Let’s think about that headline for a minute. Piggy banks are a nonessential item, a luxury. Any part of U.S. society in which they are “flying off shelves” is, by definition, not frugal. The headline is a contradiction in terms (in other words, it’s nonsense).

Now let’s look at the actual article. Here’s how it starts:

Recession-wary Americans embraced the virtues of thrift this Christmas, with stores reporting a clear rise in the popularity of piggy banks.

“We have been selling coin banks really well,” said Laura Kellner at Kikkerland Design Inc. in New York City, whose stylish chrome pig is priced at $31.

The Reuters journalist is determined to shoehorn this story into a predetermined recession-thrift narrative. But it doesn’t really fit. As Kellner points out, spending $31 on a chrome piggy bank is stylish. It is not “frugal” or “thrifty”.

Later in the story is a quote that could have clued in the journalist to what is really going on, if he or she had been interested:

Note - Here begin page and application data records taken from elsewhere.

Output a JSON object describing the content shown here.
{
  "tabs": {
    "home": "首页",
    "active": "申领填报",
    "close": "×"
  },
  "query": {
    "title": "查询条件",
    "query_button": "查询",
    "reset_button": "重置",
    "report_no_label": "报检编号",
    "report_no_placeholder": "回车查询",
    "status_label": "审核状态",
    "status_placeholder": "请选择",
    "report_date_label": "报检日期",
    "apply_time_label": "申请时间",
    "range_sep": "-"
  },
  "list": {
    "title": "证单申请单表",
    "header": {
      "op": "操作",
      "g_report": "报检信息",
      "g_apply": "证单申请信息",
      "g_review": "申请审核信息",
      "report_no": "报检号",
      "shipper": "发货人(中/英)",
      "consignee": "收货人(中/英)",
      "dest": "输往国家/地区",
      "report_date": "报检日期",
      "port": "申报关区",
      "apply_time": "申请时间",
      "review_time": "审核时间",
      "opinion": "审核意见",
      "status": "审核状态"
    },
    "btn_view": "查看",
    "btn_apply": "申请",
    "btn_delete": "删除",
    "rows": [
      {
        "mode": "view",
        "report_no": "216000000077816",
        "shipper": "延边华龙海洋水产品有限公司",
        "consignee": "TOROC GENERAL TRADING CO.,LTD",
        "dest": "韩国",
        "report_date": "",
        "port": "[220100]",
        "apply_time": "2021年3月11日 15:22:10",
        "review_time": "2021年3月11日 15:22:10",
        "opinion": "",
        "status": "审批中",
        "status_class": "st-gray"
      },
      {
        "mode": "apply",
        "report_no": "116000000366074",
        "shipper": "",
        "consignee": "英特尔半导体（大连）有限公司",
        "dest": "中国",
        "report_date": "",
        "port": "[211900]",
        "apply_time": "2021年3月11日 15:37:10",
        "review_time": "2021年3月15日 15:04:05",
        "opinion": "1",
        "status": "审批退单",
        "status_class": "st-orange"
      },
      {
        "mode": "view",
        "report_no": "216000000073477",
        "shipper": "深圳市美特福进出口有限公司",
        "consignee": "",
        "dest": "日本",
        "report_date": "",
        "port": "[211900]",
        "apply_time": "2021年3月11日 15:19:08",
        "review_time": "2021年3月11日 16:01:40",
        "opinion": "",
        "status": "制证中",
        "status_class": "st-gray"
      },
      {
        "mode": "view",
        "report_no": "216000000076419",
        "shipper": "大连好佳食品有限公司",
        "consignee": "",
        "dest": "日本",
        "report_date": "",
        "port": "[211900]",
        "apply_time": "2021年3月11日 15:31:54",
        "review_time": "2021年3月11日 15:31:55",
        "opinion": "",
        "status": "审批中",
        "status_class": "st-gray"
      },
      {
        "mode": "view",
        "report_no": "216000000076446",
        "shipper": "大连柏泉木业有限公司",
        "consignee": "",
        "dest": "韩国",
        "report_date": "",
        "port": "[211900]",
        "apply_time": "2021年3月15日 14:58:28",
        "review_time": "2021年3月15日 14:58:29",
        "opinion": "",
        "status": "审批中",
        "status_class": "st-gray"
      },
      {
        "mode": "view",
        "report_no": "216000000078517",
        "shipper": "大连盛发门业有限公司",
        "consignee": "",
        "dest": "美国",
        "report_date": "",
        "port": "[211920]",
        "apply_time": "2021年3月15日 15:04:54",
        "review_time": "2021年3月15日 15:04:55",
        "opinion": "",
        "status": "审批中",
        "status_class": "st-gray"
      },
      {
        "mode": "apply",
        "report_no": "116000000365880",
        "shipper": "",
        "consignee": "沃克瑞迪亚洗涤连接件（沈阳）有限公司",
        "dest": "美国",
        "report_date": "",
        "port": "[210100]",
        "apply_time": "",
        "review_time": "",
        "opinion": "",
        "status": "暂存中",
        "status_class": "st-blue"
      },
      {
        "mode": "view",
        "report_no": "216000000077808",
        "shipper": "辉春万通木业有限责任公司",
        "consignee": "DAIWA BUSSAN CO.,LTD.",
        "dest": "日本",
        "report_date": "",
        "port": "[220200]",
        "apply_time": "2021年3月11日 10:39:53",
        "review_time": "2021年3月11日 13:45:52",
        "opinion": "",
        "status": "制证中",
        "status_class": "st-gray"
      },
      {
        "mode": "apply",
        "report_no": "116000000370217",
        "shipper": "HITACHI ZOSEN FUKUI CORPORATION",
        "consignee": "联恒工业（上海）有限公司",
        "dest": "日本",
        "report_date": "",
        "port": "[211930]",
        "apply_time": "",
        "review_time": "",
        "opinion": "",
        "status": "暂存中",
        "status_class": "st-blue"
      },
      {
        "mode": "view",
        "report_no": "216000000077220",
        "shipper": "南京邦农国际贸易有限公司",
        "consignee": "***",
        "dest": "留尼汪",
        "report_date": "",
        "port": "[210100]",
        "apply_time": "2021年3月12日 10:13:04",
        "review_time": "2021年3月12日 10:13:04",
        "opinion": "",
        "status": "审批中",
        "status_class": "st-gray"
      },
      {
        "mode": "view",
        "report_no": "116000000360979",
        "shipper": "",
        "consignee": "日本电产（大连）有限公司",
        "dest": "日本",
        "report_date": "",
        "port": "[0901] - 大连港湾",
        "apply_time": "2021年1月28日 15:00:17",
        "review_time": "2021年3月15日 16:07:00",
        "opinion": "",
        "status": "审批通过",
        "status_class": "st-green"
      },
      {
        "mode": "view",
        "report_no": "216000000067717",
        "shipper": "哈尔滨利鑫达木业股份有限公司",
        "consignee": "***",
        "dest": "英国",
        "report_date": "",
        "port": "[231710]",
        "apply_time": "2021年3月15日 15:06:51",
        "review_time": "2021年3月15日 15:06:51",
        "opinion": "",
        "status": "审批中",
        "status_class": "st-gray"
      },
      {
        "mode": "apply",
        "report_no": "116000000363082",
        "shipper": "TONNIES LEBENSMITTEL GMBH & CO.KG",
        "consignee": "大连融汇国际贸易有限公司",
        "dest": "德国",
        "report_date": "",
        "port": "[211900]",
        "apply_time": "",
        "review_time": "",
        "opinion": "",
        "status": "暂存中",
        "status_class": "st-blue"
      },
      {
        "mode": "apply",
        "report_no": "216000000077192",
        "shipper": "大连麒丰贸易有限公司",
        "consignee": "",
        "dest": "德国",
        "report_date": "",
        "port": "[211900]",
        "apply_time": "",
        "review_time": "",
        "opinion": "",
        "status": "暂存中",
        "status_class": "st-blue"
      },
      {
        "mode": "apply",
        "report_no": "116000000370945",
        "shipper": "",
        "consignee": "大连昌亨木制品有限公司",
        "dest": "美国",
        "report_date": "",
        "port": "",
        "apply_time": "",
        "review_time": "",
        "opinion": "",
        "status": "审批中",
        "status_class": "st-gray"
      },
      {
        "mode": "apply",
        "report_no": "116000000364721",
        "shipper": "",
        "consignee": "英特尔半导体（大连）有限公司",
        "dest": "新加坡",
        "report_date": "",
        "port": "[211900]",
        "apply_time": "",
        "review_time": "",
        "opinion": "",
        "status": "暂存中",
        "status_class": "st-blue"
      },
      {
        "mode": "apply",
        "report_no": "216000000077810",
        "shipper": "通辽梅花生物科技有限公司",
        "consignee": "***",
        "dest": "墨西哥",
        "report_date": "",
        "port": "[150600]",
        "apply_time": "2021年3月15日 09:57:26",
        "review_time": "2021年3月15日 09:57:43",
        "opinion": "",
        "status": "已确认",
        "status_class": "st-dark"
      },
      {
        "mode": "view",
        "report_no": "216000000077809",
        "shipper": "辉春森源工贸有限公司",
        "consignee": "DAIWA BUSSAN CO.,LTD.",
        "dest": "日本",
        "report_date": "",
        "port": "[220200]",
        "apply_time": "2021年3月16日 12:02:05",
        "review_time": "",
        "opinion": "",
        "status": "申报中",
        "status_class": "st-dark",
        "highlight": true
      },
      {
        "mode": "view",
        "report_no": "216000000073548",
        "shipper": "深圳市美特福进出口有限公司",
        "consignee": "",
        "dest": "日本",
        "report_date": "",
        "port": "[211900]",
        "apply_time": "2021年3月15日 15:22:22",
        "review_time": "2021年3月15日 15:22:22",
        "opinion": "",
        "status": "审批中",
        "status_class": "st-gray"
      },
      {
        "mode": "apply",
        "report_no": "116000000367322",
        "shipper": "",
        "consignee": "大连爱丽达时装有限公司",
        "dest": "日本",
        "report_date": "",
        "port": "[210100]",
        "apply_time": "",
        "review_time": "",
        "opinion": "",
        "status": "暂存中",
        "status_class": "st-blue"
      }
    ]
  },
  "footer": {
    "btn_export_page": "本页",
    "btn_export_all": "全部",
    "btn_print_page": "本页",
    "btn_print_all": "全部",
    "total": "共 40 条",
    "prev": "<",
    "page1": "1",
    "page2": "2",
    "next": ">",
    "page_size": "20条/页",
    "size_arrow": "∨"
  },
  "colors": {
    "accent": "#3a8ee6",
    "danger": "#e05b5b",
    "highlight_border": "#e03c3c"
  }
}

“We definitely noticed a trend with the piggy banks,” said Erin Mara at Homebody, a design store in the Capitol Hill neighborhood of Washington, DC.

“People were very upfront about the need to save…the pig is very symbolic of that sentiment,” she said.

Yes. A $31 chrome pig is a symbol of thrift. There is a difference between symbols and reality. (That’s why creating wealth by just printing more dollar bills doesn’t work.) So this story has nothing to do with frugality or thrift. It’s about affluent people buying stylish accessories that are trendy and symbolic of the times.

Genuinely thrifty people do not buy $31 chrome piggy banks. They save their coins in a mayonaise jar.